Second, as Patterson has so rightly reminded us, we must return to the actual practice of witnessing. As many have noted, the conservative resurgence has not yet resulted in a Great Commission resurgence. In my opinion, part of the problem among conservative evangelicals, is that we have pursued Christ-likeness in terms of character but not in terms of mission. Certainly, we must pursue the one without abandoning the other. We have forgotten, however, that to become truly like Him, we must allow God to work not only in us, but also through us. How can we know Christ and truly be like him without pouring out our life for his mission to reach the lost? Baptists must renew our commitment to evangelism, not only in theory, but in practice.

3. Third, the shallow state of preaching has exacerbated the lethargy of the church and left the lost with no real Word from God. The pastor ought to be the major source of theological understanding and the most able teacher of the Bible. Anemic pulpits create anemic churches and denominations.

I’ll let Patterson’s words stand on their own here. I will only add to my last point that we must return to preaching the full counsel of God so that our preaching is God-centered, cross-centered, and mission-centered rather than merely self-help, self-actualizing, felt needs preaching. Certainly, we need to preach those texts that help believers become better Christians, but even then the preaching must be centered in Christ and his cross.

4. Finally, our churches, in their hot pursuit of cultural adaptability look more and more like the culture and the world. Even at its best, the church is not good at being the world. In looking like a faint imitation of the world, the holiness of God and a thirst to be like Him have apparently been lost. And with the loss of holiness has come the corresponding loss of power and appeal!

Hear Patterson correctly here. I do not believe he is saying that we must abandon contextualization. He is, however, saying that not all contextual methods and models are God-honoring and faithful to him. We must approach contextualization critically and approach evangelism in away that both communicates to the culture and at the same time remains faithful to the biblical gospel. To the extent that churches have capitulated to the culture and abandoned the offense of the cross, we must return to the true gospel and to biblical models and methods.
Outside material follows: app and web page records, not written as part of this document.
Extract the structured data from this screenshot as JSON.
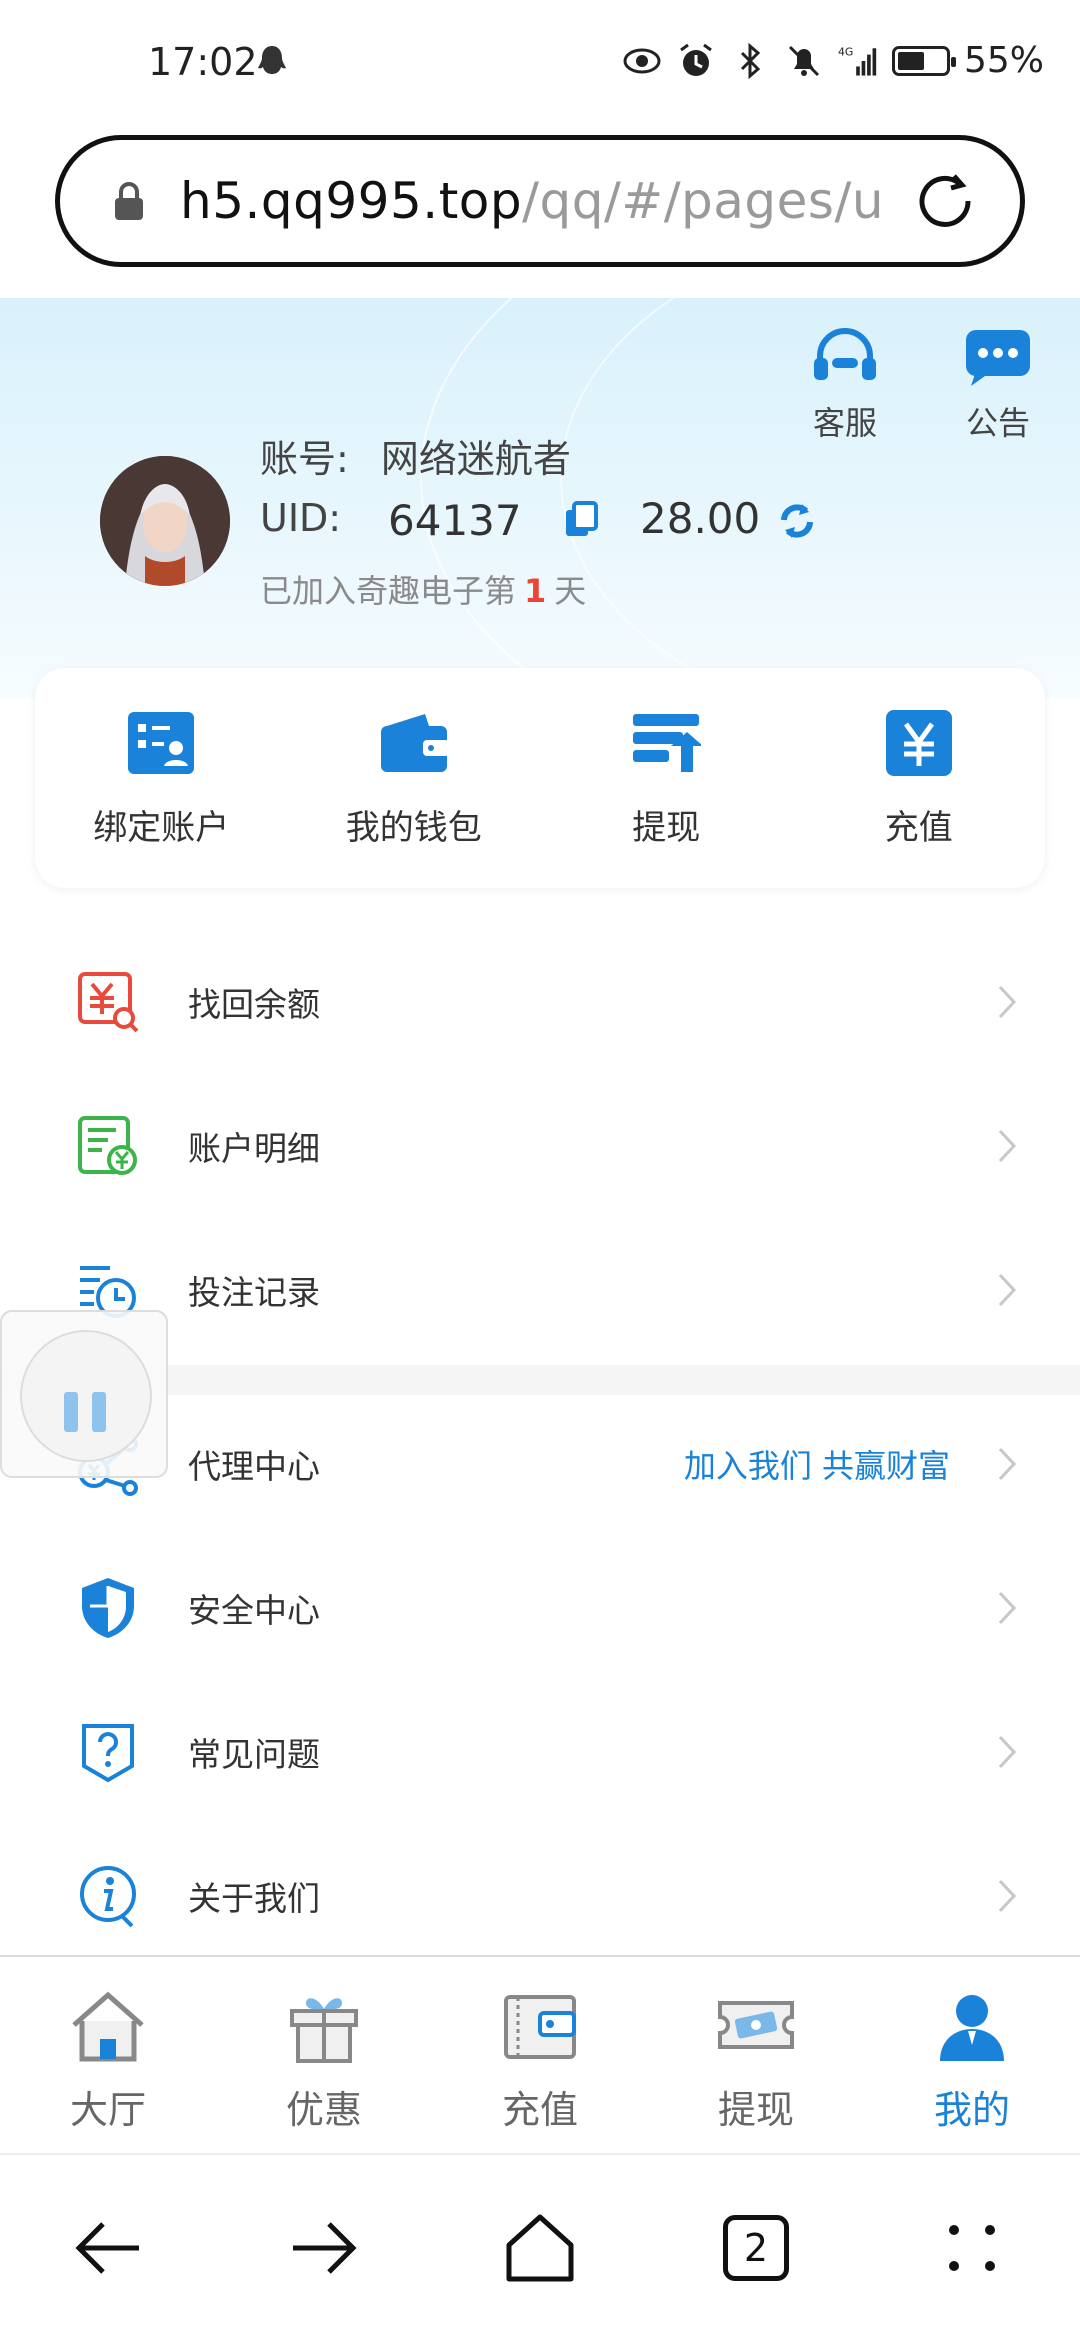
{
  "status_bar": {
    "time": "17:02",
    "battery_text": "55%",
    "battery_level": 0.55,
    "network": "4G"
  },
  "browser": {
    "url_host": "h5.qq995.top",
    "url_path": "/qq/#/pages/u",
    "tab_count": "2"
  },
  "header": {
    "customer_service_label": "客服",
    "notice_label": "公告",
    "account_label": "账号:",
    "account_name": "网络迷航者",
    "uid_label": "UID:",
    "uid_value": "64137",
    "balance": "28.00",
    "joined_prefix": "已加入奇趣电子第",
    "joined_days": "1",
    "joined_suffix": "天"
  },
  "quick_actions": [
    {
      "label": "绑定账户",
      "icon": "bind-account-icon"
    },
    {
      "label": "我的钱包",
      "icon": "wallet-icon"
    },
    {
      "label": "提现",
      "icon": "withdraw-icon"
    },
    {
      "label": "充值",
      "icon": "yen-recharge-icon"
    }
  ],
  "menu": [
    {
      "label": "找回余额",
      "icon": "recover-balance-icon",
      "color": "#e84a3c"
    },
    {
      "label": "账户明细",
      "icon": "account-detail-icon",
      "color": "#3bb54a"
    },
    {
      "label": "投注记录",
      "icon": "bet-record-icon",
      "color": "#1a82d8"
    },
    {
      "label": "代理中心",
      "icon": "agent-center-icon",
      "color": "#1a82d8",
      "extra": "加入我们 共赢财富"
    },
    {
      "label": "安全中心",
      "icon": "shield-icon",
      "color": "#1a82d8"
    },
    {
      "label": "常见问题",
      "icon": "question-icon",
      "color": "#1a82d8"
    },
    {
      "label": "关于我们",
      "icon": "info-icon",
      "color": "#1a82d8"
    }
  ],
  "bottom_nav": [
    {
      "label": "大厅",
      "icon": "home-icon",
      "active": false
    },
    {
      "label": "优惠",
      "icon": "gift-icon",
      "active": false
    },
    {
      "label": "充值",
      "icon": "wallet-icon",
      "active": false
    },
    {
      "label": "提现",
      "icon": "cash-icon",
      "active": false
    },
    {
      "label": "我的",
      "icon": "user-icon",
      "active": true
    }
  ],
  "colors": {
    "accent": "#1a82d8",
    "highlight_red": "#e43",
    "header_bg": "#d9f1fb"
  }
}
In the final analysis, Patterson has offered wise words that should be considered by all Southern Baptists. We must recommit ourselves to the prayerful, powerful, critically-contextual, abundant proclamation of the gospel. Until we do, we should not be surprised when our statistics are not what we wish them to be.
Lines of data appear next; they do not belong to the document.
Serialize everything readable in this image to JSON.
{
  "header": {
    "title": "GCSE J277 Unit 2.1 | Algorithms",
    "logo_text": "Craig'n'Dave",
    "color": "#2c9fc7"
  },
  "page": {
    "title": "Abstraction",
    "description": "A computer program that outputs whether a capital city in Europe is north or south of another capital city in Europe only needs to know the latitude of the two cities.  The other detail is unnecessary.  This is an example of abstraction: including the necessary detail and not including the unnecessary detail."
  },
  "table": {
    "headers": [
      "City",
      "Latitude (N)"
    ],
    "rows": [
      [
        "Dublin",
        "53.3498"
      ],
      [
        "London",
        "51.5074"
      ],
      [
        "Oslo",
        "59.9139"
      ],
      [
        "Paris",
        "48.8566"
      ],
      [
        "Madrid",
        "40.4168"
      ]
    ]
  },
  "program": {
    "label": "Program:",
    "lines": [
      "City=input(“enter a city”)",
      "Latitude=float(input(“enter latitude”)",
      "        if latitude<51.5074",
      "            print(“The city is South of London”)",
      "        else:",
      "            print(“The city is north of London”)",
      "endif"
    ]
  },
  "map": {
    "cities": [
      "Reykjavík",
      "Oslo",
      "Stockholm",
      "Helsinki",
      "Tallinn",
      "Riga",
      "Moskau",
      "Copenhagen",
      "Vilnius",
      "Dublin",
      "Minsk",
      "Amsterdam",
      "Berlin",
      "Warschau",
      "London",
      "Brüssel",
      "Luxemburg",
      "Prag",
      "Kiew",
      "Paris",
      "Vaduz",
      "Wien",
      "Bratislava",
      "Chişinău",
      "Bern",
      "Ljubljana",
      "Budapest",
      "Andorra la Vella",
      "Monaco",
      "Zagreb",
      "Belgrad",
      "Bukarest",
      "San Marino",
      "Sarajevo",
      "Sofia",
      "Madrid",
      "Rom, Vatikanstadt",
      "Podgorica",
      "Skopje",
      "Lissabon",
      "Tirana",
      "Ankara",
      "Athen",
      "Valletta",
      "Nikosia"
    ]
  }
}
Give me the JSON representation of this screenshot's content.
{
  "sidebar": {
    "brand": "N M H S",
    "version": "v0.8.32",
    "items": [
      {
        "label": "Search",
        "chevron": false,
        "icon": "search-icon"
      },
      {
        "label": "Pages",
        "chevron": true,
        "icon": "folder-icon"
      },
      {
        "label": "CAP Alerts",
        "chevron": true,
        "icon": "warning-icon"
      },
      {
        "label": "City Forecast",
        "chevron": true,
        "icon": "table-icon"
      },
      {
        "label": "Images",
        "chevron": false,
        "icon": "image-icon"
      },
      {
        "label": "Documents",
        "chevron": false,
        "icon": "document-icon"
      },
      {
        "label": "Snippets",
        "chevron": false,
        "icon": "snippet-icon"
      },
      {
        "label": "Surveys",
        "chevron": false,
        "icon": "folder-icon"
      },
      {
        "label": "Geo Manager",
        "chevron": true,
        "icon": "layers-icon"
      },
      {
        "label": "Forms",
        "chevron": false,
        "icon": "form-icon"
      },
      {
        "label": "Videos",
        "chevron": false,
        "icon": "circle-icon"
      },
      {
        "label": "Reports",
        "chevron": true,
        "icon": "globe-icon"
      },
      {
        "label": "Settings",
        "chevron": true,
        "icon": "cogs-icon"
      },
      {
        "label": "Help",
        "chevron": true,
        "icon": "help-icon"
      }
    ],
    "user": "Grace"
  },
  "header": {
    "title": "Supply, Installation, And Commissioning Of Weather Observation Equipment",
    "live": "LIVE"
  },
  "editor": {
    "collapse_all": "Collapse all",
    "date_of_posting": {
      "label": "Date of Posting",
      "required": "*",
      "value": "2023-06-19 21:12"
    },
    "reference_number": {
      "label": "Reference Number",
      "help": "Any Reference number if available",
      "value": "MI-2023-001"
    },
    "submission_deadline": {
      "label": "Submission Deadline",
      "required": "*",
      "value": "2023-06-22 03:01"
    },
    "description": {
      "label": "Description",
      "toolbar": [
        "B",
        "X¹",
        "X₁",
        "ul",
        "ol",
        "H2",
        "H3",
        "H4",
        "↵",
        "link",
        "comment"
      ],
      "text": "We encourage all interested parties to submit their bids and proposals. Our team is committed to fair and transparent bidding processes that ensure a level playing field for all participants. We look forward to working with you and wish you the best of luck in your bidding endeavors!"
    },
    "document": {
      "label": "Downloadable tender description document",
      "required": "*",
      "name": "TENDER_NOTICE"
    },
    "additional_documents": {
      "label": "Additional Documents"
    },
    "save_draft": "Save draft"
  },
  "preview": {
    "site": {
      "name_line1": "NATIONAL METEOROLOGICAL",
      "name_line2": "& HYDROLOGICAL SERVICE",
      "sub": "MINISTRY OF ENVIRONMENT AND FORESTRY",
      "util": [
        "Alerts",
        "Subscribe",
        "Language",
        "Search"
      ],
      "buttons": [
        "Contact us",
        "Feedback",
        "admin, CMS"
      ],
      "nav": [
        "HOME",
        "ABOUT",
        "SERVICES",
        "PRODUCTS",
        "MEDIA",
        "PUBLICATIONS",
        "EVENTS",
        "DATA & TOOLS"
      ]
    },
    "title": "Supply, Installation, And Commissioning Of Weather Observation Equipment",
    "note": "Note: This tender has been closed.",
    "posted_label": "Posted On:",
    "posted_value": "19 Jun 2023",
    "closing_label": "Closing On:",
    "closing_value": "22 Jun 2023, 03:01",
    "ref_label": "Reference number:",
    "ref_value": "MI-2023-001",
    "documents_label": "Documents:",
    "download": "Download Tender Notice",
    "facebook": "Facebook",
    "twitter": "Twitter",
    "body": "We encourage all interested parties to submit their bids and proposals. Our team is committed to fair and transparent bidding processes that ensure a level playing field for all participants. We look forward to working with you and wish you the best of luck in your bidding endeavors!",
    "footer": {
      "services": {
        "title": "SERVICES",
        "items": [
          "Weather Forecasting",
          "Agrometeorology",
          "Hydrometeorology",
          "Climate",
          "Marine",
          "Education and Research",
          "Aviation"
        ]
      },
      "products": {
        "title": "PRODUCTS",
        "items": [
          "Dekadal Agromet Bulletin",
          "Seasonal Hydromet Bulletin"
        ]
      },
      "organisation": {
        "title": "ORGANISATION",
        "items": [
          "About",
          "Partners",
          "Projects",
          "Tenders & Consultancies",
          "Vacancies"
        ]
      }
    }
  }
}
Lord, send a revival and let it begin in me.

[1] Donald A. McGavran, How Churches Grow: The New Frontiers of Mission (London: World Dominion Press, 1959), 16.